Training, Contact Info, Print Material, and Engagement Site
Crime Stoppers of Tarrant County is committed to providing you with appropriate resources, training, and information. Please feel free to contact our team with any questions, requests, or concerns. Below are a few things that your school, department, or organization can do to begin utilizing our various resources.
If you would like general program training for staff, please contact Rachel at rgilbert@onesafeplace.org.

If you have new contact information for the 2021-2022 school year, please complete the Campus Crime Stoppers/Friends for Life Contact Information Form by clicking here.

Print materials can be requested when filling out the contact information form, however, if more are needed a request can be made by emailing Julian at jrangel@onesafeplace.org.
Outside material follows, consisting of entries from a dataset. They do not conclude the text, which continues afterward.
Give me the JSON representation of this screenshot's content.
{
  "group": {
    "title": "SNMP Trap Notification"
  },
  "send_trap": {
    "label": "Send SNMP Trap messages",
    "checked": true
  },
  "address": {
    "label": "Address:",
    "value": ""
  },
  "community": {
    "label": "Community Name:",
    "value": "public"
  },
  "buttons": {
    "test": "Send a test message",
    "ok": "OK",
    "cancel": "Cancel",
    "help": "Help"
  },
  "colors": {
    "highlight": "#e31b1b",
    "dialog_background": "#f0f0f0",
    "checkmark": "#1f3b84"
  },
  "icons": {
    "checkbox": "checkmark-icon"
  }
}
Items can be picked up at One Safe Place by appointment or delivered to your location as staffing allows.
SCHOOL PARTNERS!! Please visit our Awareness & Engagement Google Site!

Our various resources on this Google site can be utilized throughout the school year to engage your campus and help realize the full potential of the Campus Crime Stoppers and Friends for Life programs. 

The Awareness & Engagement Google Site includes our NEW & IMPROVED Campus Crime Stoppers Operational Manual that provides a general guide on how Crime Stoppers operates, answers many of your general questions, and gives you various ways that you can increase awareness and engagement across your campus and/or district!

Important Links (Click to visit):

Follow Us!
Please feel free to follow us on all of our social media!

If your organization, school, or agency has social media pages please have them follow us and we will be sure to follow back!!
If you know of any other individuals, teams, or organizations that would like to be a part of this newsletter please do not hesitate to have them contact either Rachel or Julian so that they can be added to the email list.

If you have any questions, suggestions, or concerns regarding Crime Stoppers of Tarrant County and our various programs please feel free to reach out to us at any time and we will respond in a timely manner.

Best regards,

Rachel Gilbert
Director, Special Programs


Julian Rangel
Engagement and Outreach Specialist

1100 Hemphill Street
Fort Worth, Texas 76104
817-469-8477 | 469tips.com | "CCS FFL" & "P3Tips" mobile apps